What is a Psychological Injury?  

Specific incident Series of incidents, cumulative –

usually less intense than the specific incident situation

Chronic overwork –

e.g., performing two jobs, burnout with excess job hrs and demands

Typical Origins of Incidents 

Happened personally to worker, e.g., involved in fatal MVC Happened to another worker, i.e., observed, attended to injured worker

Interpersonal, e.g., assault, harassment, threat

Arose from the injured worker's behaviour, e.g., with equipment

Arose from another worker's behaviour

On a continuum with the type expected work, or completely out of expectations

Critical Incident Stress Management 

Education and information aspect is helpful – – –

Where to get help, resources What to do in immediate aftermath Communication of company responses
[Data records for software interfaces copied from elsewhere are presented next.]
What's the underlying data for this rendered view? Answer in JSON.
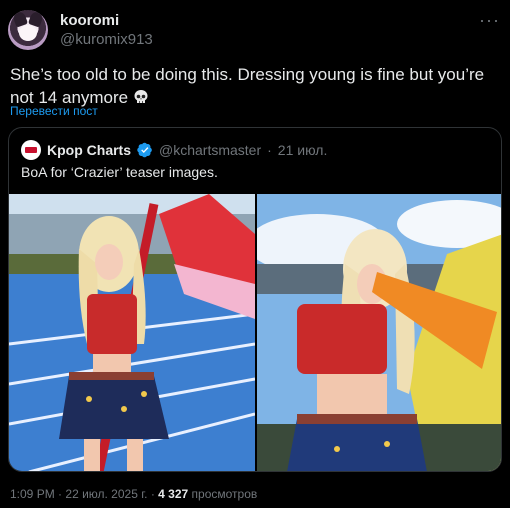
{
  "author": {
    "display_name": "kooromi",
    "handle": "@kuromix913",
    "avatar_icon": "kuromi-avatar-icon"
  },
  "tweet": {
    "text": "She’s too old to be doing this. Dressing young is fine but you’re not 14 anymore",
    "emoji_icon": "skull-icon",
    "translate_label": "Перевести пост"
  },
  "quote": {
    "display_name": "Kpop Charts",
    "handle": "@kchartsmaster",
    "separator": "·",
    "date": "21 июл.",
    "text": "BoA for ‘Crazier’ teaser images.",
    "verified_color": "#1d9bf0"
  },
  "meta": {
    "time": "1:09 PM",
    "separator": "·",
    "date": "22 июл. 2025 г.",
    "separator2": "·",
    "views_count": "4 327",
    "views_label": "просмотров"
  },
  "colors": {
    "background": "#000000",
    "text": "#e7e9ea",
    "muted": "#71767b",
    "link": "#1d9bf0",
    "border": "#2f3336"
  }
}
Some forms of discussion may be harmful – –

A group may respond to the most traumatised person and gravitate to that level Some debreifers not involved in the incident may be working out their own prior trauma

DSM: Diagnostic and Statistical Manual of Mental Disorders  

 

DSM-5 replaced DSM-IV DSM lists symptom clusters, does not specify how to diagnose DSM is descriptive, does not specify causes Updated criteria so that direct contact with injury situation is required for a trauma incident exposure to qualify

Typical Diagnoses 

PTSD (post-traumatic stress disorder)

ASD (acute stress disorder)

Adjustment Disorder with depressed/anxious/irritable mood Some symptoms of psych trauma, not full syndrome – “Other Specified Trauma- and Stressor-Related Disorder”


Panic Disorder


PTSD Criteria 

Life threatening or horrifying incident

Intrusive recall

 

Psych & physical over-arousal, and/or emotional numbing Avoidance to control other symptoms Delayed onset is possible, usually in response to triggers

ASD  

Short term psychological trauma symptoms Initially dazed or in shock, with fluctuating and unstable symptoms May last up to 1 month, usually 2-4 days 

 

Immediate emotional reactions: depression, anxiety, anger, despair Behaviour may be hyperactive, withdrawal from others Sleep, appetite, routines all disrupted

Adjustment Disorder 

 

Temporary psych symptoms in the presence of a stressor Not a life threatening or horrifying stressor May show similar symptoms of depression, anxiety, irritability etc., akin to a trauma

Diagnosis Three levels of diagnosis for WCB  Reason for Visit (RFV)  Working Diagnosis (WD)  Full Assessment Diagnosis (FAD)

RFV (Reason for Visit)    

Why patient is seeing the doctor Brief, symptom oriented visit A diagnosis is provided to describe the visit Limited or no diagnostics

WD 

Worker is attending appointments with a counsellor, therapist, psychologist Focus of meetings is on work incident, symptoms and managing Diagnosis based on worker's report of symptoms and applying an understanding of typical symptom clusters

Full Assessment Diagnosis (FAD) 

   

Worker referred for a “Mental Health Assessment” Contains the self-report of symptoms and issues Psychological testing and assessment Application of statistical data re functioning Projec